Review: From a glorious rolling start to shimmering, euphoria-high end, this various artist EP exudes the sort of good time feelings that usually only come with hearing liquid drum and bass on a gorgeous beach somewhere. In lieu of that scenario, this release offers sunny sounds and vibes that are enough to fool you into being there. Which is just perfect. "Blue" kicks us off with beautiful piano and sax, Flowrian's remix of "Rarities" is a flowing, bass-driven romp around funky brass and Pulsaar's "Maximillian" remix takes an edgier detour through junglist bass and percussion. Finally Rhodesomes gets a Soul Structure overhaul complete with sexy brass and an even more sultry vibe. Liquid perfection.
Review: The serene stylings of Austrian drum and bass maestro Paul SG have been soothing thousands across the world and on his latest release for Jazzsticks, there's a definite sense of the good old days returning to his sound. "Deegee" starts the EP off a rolling tip with bass straight from the old school, followed closely by "This Is Jazz" which, as expected, lifts things up with soulful jazzy vibes. "Chief Grand Master" takes that old James Brown sample to new levels of old school introspection and "Ballad of a Nubian Princess" is as sultry as they come, rolling out smooth and lush. Final track "Love Theme" is dramatic and deep with a bassy kick, just how we like it. Get some emotive rollers in your collection, you definitely won't regret it.
Review: Jazzsticks has to be one of the finest soulful and jazzy drum & bass vessels in the business, and this compilation shows us all how and why. Featuring tunes from the incredible Paul SG dotted throughout, joining forces with Flowrian and Clart and even some tracks from Munich's own Rowpieces, the album charts the successes of this fresh young label and looks towards the hazy, optimistic sound of a bright future for D&B.
Scott Allen - "Deeply Rooted" (original mix) - (6:58) 176 BPM
Blok One - "Falls In Drops" (original mix) - (5:52) 175 BPM
Review: The word jazz is criminally misused. One can wear jazzy trousers.

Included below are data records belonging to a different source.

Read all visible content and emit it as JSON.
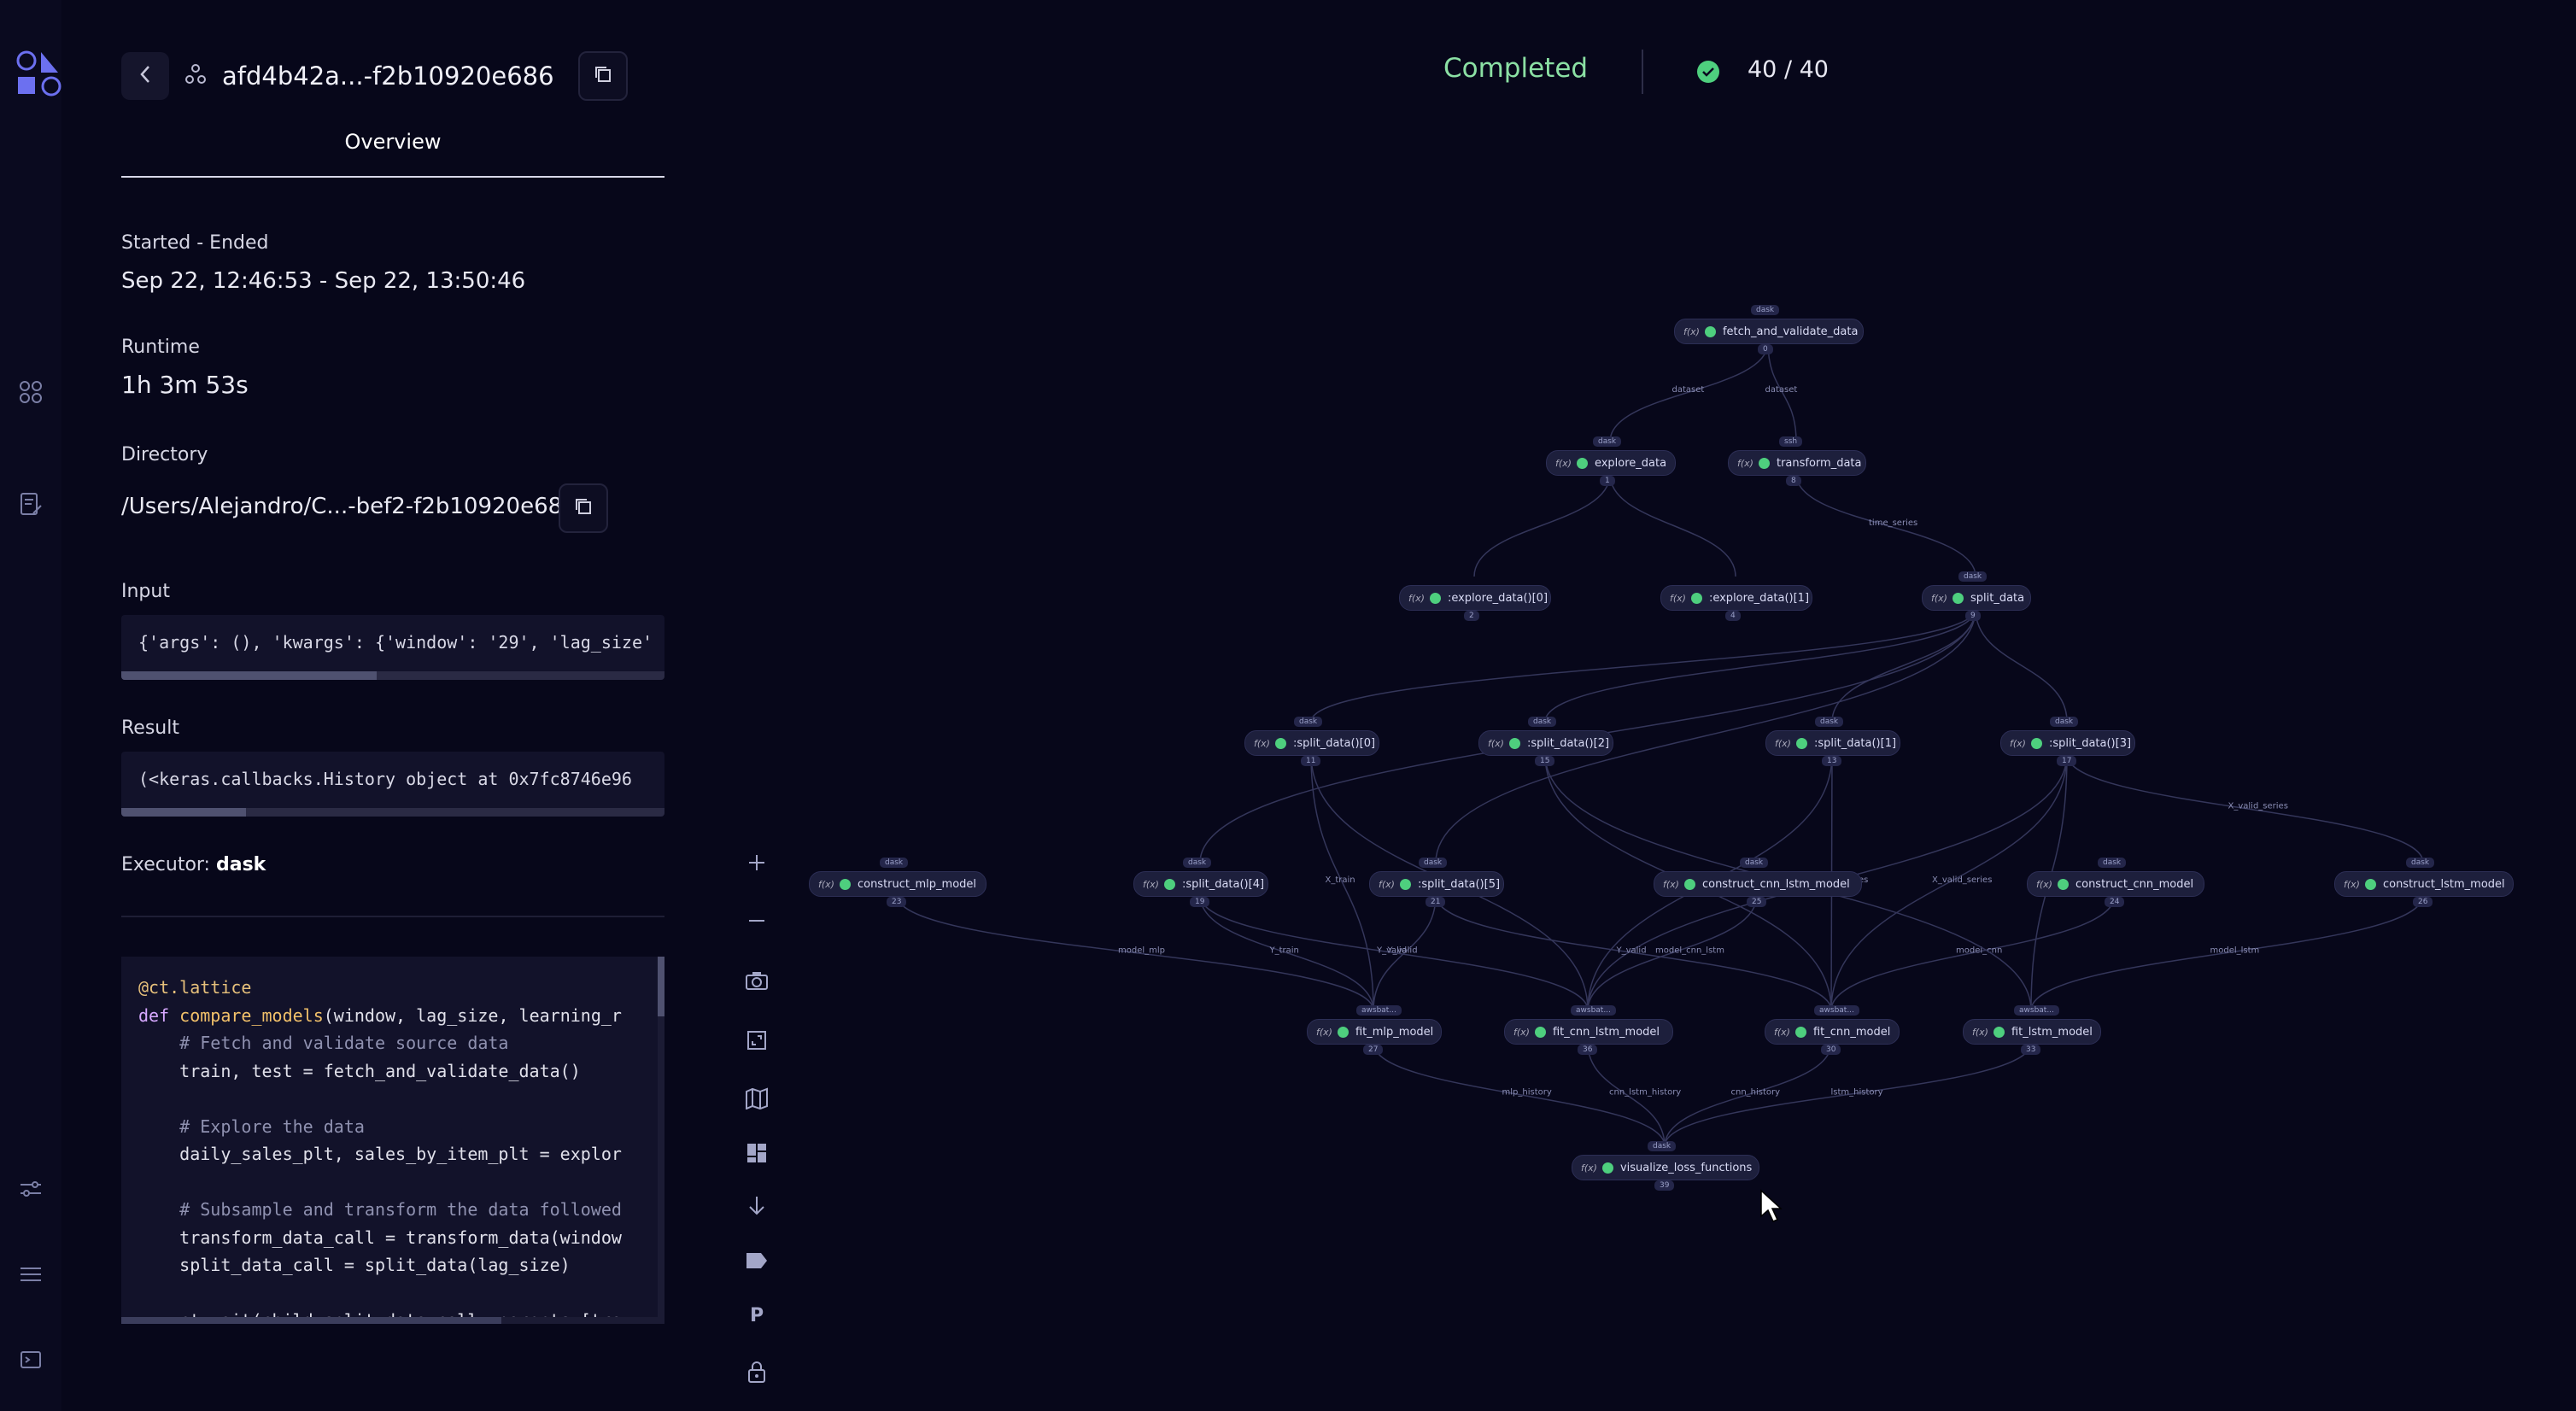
{
  "header": {
    "dispatch_id": "afd4b42a...-f2b10920e686",
    "tab_label": "Overview"
  },
  "status": {
    "label": "Completed",
    "count": "40 / 40"
  },
  "overview": {
    "started_label": "Started - Ended",
    "started_value": "Sep 22, 12:46:53 - Sep 22, 13:50:46",
    "runtime_label": "Runtime",
    "runtime_value": "1h 3m 53s",
    "directory_label": "Directory",
    "directory_value": "/Users/Alejandro/C...-bef2-f2b10920e686",
    "input_label": "Input",
    "input_value": "{'args': (), 'kwargs': {'window': '29', 'lag_size'",
    "input_scroll_fraction": 0.47,
    "result_label": "Result",
    "result_value": "(<keras.callbacks.History object at 0x7fc8746e96",
    "result_scroll_fraction": 0.23,
    "executor_label": "Executor:",
    "executor_value": "dask"
  },
  "source_code": [
    "@ct.lattice",
    "def compare_models(window, lag_size, learning_r",
    "    # Fetch and validate source data",
    "    train, test = fetch_and_validate_data()",
    "",
    "    # Explore the data",
    "    daily_sales_plt, sales_by_item_plt = explor",
    "",
    "    # Subsample and transform the data followed",
    "    transform_data_call = transform_data(window",
    "    split_data_call = split_data(lag_size)",
    "",
    "    ct.wait(child=split_data_call, parents=[tra"
  ],
  "toolbar": {
    "fit_view_label": "P"
  },
  "graph": {
    "nodes": [
      {
        "key": "n0",
        "label": "fetch_and_validate_data",
        "tag": "dask",
        "id": "0"
      },
      {
        "key": "n1",
        "label": "explore_data",
        "tag": "dask",
        "id": "1"
      },
      {
        "key": "n2",
        "label": "transform_data",
        "tag": "ssh",
        "id": "8"
      },
      {
        "key": "n3",
        "label": ":explore_data()[0]",
        "tag": "",
        "id": "2"
      },
      {
        "key": "n4",
        "label": ":explore_data()[1]",
        "tag": "",
        "id": "4"
      },
      {
        "key": "n5",
        "label": "split_data",
        "tag": "dask",
        "id": "9"
      },
      {
        "key": "n6",
        "label": ":split_data()[0]",
        "tag": "dask",
        "id": "11"
      },
      {
        "key": "n7",
        "label": ":split_data()[2]",
        "tag": "dask",
        "id": "15"
      },
      {
        "key": "n8",
        "label": ":split_data()[1]",
        "tag": "dask",
        "id": "13"
      },
      {
        "key": "n9",
        "label": ":split_data()[3]",
        "tag": "dask",
        "id": "17"
      },
      {
        "key": "n10",
        "label": "construct_mlp_model",
        "tag": "dask",
        "id": "23"
      },
      {
        "key": "n11",
        "label": ":split_data()[4]",
        "tag": "dask",
        "id": "19"
      },
      {
        "key": "n12",
        "label": ":split_data()[5]",
        "tag": "dask",
        "id": "21"
      },
      {
        "key": "n13",
        "label": "construct_cnn_lstm_model",
        "tag": "dask",
        "id": "25"
      },
      {
        "key": "n14",
        "label": "construct_cnn_model",
        "tag": "dask",
        "id": "24"
      },
      {
        "key": "n15",
        "label": "construct_lstm_model",
        "tag": "dask",
        "id": "26"
      },
      {
        "key": "n16",
        "label": "fit_mlp_model",
        "tag": "awsbat...",
        "id": "27"
      },
      {
        "key": "n17",
        "label": "fit_cnn_lstm_model",
        "tag": "awsbat...",
        "id": "36"
      },
      {
        "key": "n18",
        "label": "fit_cnn_model",
        "tag": "awsbat...",
        "id": "30"
      },
      {
        "key": "n19",
        "label": "fit_lstm_model",
        "tag": "awsbat...",
        "id": "33"
      },
      {
        "key": "n20",
        "label": "visualize_loss_functions",
        "tag": "dask",
        "id": "39"
      }
    ],
    "edge_labels": [
      "dataset",
      "dataset",
      "time_series",
      "X_train",
      "X_train_series",
      "X_valid_series",
      "_train_series",
      "X_valid_series",
      "_series",
      "X_valid_series",
      "model_mlp",
      "Y_train",
      "Y_valid",
      "Y_valid",
      "model_cnn_lstm",
      "Y_valid",
      "model_cnn",
      "model_lstm",
      "mlp_history",
      "cnn_lstm_history",
      "cnn_history",
      "lstm_history"
    ]
  },
  "colors": {
    "success": "#4ecf7e",
    "status_text": "#8be0a4",
    "accent": "#6366f1"
  }
}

One can flash jazzy hands. Shucks, one can even cook a recipe called 'jazzy potatoes'. But real, actual, jazz - the idea of fusion, improvisation and the notion of not following formula - is hard to find outside of the genre itself. Until you hit the fringes and deeper or classical side of drum & bass. Textures Music Group's Jazz Legends series is a great example; the wily drum dynamics on Soultec's "The Happening", the stroppy sub bass wriggles on Blade's "Back In The Days", the cosy synth nests between the snares on Aquasion's "Sax In The City". The true spirit of contemporary jazz is alive and kicking at 170BPM right here.